• INPUT RECORDS:
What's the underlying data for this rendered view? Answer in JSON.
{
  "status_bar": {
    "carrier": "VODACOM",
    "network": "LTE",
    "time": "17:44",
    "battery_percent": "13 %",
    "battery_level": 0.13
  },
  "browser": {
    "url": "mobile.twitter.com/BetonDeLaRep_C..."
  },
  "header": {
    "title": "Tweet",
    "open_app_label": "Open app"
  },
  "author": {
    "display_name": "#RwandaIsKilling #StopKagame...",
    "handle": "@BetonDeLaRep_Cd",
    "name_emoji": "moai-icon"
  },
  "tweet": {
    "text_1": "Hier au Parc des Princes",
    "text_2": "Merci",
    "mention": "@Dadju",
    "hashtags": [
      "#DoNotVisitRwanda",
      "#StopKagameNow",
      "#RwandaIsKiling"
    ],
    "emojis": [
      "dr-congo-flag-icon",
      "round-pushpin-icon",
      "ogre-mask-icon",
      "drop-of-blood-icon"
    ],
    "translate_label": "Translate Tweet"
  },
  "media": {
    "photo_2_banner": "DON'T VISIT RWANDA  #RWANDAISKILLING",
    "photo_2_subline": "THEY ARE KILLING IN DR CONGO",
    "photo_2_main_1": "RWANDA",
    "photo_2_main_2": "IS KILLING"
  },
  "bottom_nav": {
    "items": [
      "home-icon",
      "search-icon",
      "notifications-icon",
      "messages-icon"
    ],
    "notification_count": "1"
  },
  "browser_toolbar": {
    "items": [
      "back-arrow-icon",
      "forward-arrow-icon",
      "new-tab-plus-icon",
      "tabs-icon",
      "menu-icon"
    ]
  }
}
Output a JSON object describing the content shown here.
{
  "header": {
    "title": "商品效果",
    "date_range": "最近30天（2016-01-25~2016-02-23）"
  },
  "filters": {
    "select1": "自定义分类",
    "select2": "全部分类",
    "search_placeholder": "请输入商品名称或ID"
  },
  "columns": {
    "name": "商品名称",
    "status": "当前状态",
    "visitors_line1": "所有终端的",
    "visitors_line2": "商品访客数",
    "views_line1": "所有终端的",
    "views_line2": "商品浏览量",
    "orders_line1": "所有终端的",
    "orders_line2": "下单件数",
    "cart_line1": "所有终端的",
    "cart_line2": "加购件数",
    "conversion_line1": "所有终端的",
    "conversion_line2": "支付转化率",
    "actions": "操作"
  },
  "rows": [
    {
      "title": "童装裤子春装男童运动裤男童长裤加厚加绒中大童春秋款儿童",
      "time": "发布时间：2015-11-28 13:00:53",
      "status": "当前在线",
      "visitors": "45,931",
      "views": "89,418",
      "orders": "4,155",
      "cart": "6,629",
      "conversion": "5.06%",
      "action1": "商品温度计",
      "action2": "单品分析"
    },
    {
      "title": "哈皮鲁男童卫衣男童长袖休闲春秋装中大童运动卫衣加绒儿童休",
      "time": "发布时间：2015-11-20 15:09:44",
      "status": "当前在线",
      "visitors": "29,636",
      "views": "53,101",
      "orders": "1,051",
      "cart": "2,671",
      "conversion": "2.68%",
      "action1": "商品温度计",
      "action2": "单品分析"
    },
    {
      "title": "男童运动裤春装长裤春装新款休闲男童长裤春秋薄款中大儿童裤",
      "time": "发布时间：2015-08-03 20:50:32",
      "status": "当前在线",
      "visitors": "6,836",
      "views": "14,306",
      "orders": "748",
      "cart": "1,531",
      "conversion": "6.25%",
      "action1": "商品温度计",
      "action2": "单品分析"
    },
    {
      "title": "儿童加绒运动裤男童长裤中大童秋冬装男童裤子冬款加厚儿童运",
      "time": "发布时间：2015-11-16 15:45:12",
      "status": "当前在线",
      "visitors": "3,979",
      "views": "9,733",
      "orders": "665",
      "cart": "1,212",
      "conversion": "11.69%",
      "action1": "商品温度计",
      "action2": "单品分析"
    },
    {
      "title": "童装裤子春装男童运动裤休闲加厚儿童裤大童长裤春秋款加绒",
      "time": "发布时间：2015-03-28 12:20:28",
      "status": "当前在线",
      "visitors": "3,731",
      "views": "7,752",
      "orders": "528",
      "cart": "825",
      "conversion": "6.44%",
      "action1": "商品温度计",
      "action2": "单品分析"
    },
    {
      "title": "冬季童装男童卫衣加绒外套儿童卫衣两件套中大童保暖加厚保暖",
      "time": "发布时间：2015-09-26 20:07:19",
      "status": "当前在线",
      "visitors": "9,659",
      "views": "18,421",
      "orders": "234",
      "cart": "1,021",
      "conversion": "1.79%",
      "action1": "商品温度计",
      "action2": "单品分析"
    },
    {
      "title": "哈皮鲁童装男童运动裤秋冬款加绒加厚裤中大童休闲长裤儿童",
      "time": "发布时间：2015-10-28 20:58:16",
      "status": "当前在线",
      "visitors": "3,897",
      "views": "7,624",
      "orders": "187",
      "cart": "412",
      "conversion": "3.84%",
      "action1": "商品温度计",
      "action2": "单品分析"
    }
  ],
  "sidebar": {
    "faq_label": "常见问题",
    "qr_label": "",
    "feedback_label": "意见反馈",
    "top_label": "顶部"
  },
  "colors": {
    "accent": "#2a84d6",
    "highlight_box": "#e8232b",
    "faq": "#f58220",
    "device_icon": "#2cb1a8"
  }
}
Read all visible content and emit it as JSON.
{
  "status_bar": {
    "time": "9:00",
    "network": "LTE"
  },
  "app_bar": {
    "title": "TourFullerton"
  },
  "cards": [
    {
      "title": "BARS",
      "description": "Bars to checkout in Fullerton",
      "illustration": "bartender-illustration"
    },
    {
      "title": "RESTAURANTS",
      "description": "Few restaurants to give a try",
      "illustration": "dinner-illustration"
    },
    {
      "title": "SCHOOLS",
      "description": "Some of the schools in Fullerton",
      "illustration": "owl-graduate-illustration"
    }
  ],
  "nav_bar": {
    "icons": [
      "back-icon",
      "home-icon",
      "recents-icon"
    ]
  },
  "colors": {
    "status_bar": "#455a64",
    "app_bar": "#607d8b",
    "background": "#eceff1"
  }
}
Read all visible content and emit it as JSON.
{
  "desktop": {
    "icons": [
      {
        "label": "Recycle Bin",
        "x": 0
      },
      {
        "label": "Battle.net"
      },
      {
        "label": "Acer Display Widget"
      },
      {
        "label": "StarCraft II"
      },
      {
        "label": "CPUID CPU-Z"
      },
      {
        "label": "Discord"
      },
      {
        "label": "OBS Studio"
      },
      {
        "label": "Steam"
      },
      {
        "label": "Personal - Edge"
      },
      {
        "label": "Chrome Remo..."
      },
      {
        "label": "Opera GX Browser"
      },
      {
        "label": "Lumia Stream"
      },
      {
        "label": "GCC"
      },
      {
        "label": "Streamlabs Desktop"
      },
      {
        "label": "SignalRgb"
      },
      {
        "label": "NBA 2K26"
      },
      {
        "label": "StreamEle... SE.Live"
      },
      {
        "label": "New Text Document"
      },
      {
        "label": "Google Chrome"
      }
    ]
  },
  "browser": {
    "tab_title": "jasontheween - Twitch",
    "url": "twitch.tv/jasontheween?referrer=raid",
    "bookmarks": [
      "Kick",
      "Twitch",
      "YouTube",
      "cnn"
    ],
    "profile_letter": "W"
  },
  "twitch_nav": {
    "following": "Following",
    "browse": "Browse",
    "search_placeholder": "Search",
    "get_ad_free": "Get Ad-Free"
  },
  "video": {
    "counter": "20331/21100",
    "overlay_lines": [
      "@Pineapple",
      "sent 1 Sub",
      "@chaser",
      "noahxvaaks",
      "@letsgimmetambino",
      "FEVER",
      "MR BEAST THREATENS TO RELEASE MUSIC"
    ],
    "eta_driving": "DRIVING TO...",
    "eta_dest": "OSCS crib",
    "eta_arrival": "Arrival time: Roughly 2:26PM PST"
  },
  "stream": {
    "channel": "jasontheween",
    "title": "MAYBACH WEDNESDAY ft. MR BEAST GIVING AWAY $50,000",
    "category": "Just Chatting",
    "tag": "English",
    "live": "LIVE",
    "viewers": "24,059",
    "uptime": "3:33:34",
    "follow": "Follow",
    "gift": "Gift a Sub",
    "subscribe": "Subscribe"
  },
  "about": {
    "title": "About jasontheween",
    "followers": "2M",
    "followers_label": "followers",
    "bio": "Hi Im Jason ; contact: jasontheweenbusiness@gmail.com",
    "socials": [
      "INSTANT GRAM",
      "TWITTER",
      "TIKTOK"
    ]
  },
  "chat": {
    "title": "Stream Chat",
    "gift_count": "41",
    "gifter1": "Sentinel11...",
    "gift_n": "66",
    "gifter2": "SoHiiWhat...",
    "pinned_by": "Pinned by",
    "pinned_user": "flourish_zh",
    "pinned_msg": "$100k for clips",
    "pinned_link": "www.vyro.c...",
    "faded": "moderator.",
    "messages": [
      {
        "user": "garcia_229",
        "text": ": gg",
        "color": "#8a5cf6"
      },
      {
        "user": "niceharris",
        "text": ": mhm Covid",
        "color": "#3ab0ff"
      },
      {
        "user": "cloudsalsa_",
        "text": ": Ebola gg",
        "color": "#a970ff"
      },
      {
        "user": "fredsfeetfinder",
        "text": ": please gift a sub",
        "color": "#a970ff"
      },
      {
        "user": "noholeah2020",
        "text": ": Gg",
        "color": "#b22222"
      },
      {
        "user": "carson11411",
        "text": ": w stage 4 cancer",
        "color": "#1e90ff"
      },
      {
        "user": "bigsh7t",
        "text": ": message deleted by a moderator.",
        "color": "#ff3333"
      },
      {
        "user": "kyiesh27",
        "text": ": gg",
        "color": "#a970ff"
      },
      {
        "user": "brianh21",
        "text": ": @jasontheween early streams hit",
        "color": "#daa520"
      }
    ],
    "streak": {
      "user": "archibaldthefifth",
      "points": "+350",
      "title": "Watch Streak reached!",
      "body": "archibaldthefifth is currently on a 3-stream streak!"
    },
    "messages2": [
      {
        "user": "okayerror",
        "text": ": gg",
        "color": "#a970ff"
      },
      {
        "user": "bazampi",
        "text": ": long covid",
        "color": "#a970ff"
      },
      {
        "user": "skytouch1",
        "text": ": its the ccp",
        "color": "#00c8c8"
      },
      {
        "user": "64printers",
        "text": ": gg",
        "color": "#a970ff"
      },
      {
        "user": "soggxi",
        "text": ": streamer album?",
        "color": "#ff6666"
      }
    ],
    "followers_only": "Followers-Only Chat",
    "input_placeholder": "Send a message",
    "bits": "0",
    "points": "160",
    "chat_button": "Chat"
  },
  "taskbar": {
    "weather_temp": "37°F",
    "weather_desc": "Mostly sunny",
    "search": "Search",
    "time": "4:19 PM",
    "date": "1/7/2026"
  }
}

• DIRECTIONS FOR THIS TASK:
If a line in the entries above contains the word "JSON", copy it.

• RESULT:
What's the underlying data for this rendered view? Answer in JSON.
Output a JSON object describing the content shown here.
Read all visible content and emit it as JSON.
Read all visible content and emit it as JSON.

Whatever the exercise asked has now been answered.